This article is about the twill-woven fabric. For the garment, see Gaberdine.
For other uses, see Gabardine (disambiguation).

Gabardine is a tough, tightly woven fabric used to make suits, overcoats, trousers, uniforms, windbreakers, and other garments.


The word gabardine has been used to refer to a "dress, covering" at least since the 1590s.[1] It has been used to mean "closely woven cloth" since 1904.[2]


The fibre used to make the fabric is traditionally worsted wool, but may also be cotton, texturized polyester, or a blend. Gabardine is woven as a warp-faced steep or regular twill, with a prominent diagonal rib on the face and smooth surface on the back. Gabardine always has many more warp than weft yarns.[3][4][5]

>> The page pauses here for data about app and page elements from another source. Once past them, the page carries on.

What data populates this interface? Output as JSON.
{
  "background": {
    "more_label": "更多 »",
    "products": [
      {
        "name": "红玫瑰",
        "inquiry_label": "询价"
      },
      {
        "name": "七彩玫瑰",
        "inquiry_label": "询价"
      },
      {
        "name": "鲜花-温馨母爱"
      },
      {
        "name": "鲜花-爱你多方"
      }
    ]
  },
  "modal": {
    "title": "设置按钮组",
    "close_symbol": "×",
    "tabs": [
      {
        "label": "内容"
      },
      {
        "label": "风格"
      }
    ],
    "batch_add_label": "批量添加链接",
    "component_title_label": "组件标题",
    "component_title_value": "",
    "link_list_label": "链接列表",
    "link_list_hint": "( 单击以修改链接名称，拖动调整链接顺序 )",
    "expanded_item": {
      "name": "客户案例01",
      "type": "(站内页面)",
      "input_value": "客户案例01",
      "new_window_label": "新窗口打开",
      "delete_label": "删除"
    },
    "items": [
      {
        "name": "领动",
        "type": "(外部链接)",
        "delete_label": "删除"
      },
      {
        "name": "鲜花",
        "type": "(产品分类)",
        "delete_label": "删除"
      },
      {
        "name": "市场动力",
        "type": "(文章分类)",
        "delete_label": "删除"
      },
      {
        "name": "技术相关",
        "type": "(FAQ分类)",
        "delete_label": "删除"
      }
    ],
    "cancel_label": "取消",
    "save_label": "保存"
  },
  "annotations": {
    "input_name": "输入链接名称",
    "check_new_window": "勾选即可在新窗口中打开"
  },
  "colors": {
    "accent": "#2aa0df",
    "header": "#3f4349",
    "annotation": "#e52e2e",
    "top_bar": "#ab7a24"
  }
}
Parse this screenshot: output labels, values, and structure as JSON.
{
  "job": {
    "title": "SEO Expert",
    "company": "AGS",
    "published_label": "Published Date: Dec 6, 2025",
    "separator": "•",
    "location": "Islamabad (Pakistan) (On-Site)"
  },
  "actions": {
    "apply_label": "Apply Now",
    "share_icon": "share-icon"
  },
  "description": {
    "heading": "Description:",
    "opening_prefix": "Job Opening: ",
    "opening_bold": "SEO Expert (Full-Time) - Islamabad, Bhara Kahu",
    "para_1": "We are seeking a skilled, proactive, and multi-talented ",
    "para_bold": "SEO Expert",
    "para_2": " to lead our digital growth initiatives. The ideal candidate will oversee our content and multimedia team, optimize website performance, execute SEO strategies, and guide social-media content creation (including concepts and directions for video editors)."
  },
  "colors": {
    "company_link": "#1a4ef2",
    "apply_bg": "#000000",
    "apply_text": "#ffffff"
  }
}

Cotton gabardine is often used by bespoke tailors to make pocket linings for business suits, where the pocket's contents would quickly wear holes in the usual flimsy pocket lining material.

Clothing made from gabardine is generally labeled as being suitable for dry cleaning only, as is typical for wool textiles.

Gabardine may also refer to the twill-weave used for gabardine fabric, or to a raincoat made of this fabric.


Burberry advertisement for waterproof gabardine suit, 1908

Gabardine was invented in 1879 by Thomas Burberry, founder of the Burberry fashion house in Basingstoke, and patented in 1888. The original fabric was waterproofed before weaving and was worsted wool or worsted wool and cotton, tightly woven and water-repellent but more comfortable than rubberized fabrics.[4] The fabric takes its name from the word "gaberdine", originally a long, loose cloak or gown worn in the Middle Ages, but later signifying a rain cloak or protective smock-frock.[5][6]

Burberry clothing of gabardine was worn by polar explorers, including Roald Amundsen, the first man to reach the South Pole, in 1911, and Ernest Shackleton, who led a 1914 expedition to cross Antarctica. A jacket made of this material was worn by George Mallory on his ill-fated attempt on Mount Everest in 1924.[7]

Gabardine was also used widely in the 1950s to produce colourful patterned casual jackets, trousers and suits. Companies like J. C. Penney, Sport Chief, Campus, Four Star, and California Trends were all producing short-waisted jackets, sometimes reversible, commonly known as weekender jackets.


  1. William Shakespeare The Merchant of Venice Act I sciii
  2. "Gabardine". Online Etymology Dictionary. Retrieved 2012-05-07.
  3. Kadolph (2007), pp. 240, 472
  4. 1 2 Cumming (2010), p. 248.
  5. 1 2 Picken (1957), p. 145
  6. Cumming (2010), p. 88.
  7. Replica clothes pass Everest test BBC News


This article is issued from Wikipedia - version of the 7/13/2016. The text is available under the Creative Commons Attribution/Share Alike but additional terms may apply for the media files.